10:55 AM -- The snake is coming out of the shadows: Hacker RSnake, who founded ha.ckers.org, sla.ckers.org, and is a blogger for Dark Reading, has started his own boutique security consultancy. RSnake -- a.k.a. Robert Hansen -- is now heading up SecTheory, which will work with mid-sized companies (100-1,000 employees) that are under the same regulatory pressures as the big guys but don't have the staff or funding for the proper security expertise.
"As PCI becomes a bigger deal, strong security people are going to be harder and harder to find," says RSnake, whose day job for the past year was director of product management for a real-estate company, a Website job that had nothing to do with security.
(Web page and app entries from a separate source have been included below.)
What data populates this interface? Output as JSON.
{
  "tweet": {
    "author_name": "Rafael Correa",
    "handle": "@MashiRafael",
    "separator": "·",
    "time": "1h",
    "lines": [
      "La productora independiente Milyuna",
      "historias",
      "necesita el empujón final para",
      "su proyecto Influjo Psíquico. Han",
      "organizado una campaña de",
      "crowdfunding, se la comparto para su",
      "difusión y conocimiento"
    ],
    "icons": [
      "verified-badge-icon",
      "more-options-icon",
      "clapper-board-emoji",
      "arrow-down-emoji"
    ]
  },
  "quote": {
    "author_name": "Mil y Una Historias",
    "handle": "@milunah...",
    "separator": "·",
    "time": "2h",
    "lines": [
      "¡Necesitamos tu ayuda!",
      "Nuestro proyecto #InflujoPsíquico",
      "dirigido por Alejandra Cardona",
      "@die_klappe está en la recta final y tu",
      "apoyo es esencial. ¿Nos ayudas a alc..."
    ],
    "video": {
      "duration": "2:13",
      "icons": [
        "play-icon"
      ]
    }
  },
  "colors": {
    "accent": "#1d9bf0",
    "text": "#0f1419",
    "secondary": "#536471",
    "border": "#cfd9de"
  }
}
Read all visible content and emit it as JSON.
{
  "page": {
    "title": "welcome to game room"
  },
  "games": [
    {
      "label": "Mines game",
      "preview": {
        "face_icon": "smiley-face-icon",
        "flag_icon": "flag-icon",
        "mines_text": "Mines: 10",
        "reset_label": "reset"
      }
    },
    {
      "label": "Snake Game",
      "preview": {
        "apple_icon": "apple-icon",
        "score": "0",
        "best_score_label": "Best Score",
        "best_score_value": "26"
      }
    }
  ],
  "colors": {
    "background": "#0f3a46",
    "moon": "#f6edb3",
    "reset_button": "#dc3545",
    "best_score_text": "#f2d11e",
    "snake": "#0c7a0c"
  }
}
RSnake has consulted on the side for a number of large enterprises in the past, and he plans to continue sharing as much of his experience as he can on his hacker sites. But he warns that he can no longer be considered unbiased now that he's back in the security industry game.
As for the new consulting firm, RSnake says he doesn't plan to invent new tools or treat their clients "like an assembly line." "Every company has unique challenges and needs, and I want our company to get to know them and work with them instead of just giving them a templated report."
He says he'll do whatever they need, whether it's help with their architecture, writing requirements documents, strategic planning, vulnerability assessments, whatever. "I don't want to be a shop that becomes too specialized or too bogged down in what we can and can't do," he says. And if there's something his firm can't do, he says they'll find one who can.
What about ha.ckers and sla.ckers? No worries, RSnake says. He'll continue with his work and posts on ha.ckers and sla.ckers "for the foreseeable future," he says. "It's a great way to stay in touch with the security world."
RSnake in the past has served in advisory roles for security startups and doesn't plan to discontinue his work there, either. (He'll still blog for Dark Reading, too).
"The reason I felt it necessary to come out of the shadows at all is that I felt it was unfair to keep that information from my readership," he says. "My readers had the right to know where their information was coming from. It may shape people's opinions of me or the site, but it would have been unfair to hide the fact that I had moved back into security."
He admits stepping out from behind his RSnake identity and mystique was a little scary, and risky. But he has no regrets: "I was a little worried about coming out of the shadows, as it were, but if you add up the good and the bad, I'm really just happy to be back in the security world -- it's where I belong."
Kelly Jackson Higgins, Senior Editor, Dark Reading